The threshold above which employers should be obliged to report their ethnicity pay gap should be 50 employees, according to a survey of accounting professionals.
The suggestion from the Association of Accounting Technicians (AAT) comes half way through a three-month government consultation into how ethnicity pay information should be reported by employers and who should be expected to report.
AAT research showed a clear majority of its members favoured a reporting threshold well below the 250 employees threshold in place for gender pay gap reporting.
Almost half (47%) would like reporting requirements to be applied to companies employing more than 50 employees, but one in five (19%) would go even further, suggesting ethnicity pay gap reporting for businesses employing more than 10 staff.
Ethnicity pay gaps
The AAT survey also showed that its members backed an obligation for companies to publish action plans detailing how they will improve their ethnicity pay gap.

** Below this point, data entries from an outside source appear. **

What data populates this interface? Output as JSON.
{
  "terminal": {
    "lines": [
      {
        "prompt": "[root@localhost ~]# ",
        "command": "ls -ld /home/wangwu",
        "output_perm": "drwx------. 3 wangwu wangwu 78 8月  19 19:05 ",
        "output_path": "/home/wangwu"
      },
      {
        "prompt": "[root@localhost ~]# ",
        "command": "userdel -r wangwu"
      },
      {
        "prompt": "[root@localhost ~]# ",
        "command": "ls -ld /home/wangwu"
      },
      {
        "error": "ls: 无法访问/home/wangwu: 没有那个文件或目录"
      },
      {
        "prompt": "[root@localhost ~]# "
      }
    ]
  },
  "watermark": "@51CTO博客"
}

AAT’s survey revealed that 50% believed the key benefit of ethnicity pay gap reporting would be improving social justice, 10% thought it would improve company performance and 2% of respondents stated it would create financial benefits. One in five (21%) believed that all three of these benefits would be realised.
Phil Hall, head of public policy at the AAT, said: “Ethnicity pay reporting could have numerous benefits for employers, employees and the wider economy, as demonstrated by the views of our members. That said, we also recognise that more needs to be done to ensure these requirements are meaningful and lead to sustainable and positive changes.”
Kelly Tolhurst, minister for small business, consumers and corporate responsibility, who launched the ethnicity pay consultation said: “Transparency is a vital first step towards harnessing the power of a diverse workforce. We have seen the power of transparency in gender pay gap reporting.
“Reporting ethnicity pay information enables employers to identify – and then tackle – barriers to creating a truly diverse workforce. If there is a consistent approach to reporting, they can also benchmark and measure their progress by comparing themselves to other employers and learn from them.”
The professional accountancy body has more than 140,000 members, 13% of whom identify as black and minority ethnic.
Hall added: “Ninety-nine per cent of UK businesses employ less than 250 people so reducing the Ethnicity Pay Gap at smaller companies is likely to lead to much more compelling outcomes than simply requiring change at very large companies. That’s why AAT would like to see these requirements in place for all companies employing more than 50 employees.”
The government consultation ends on 11 January 2019.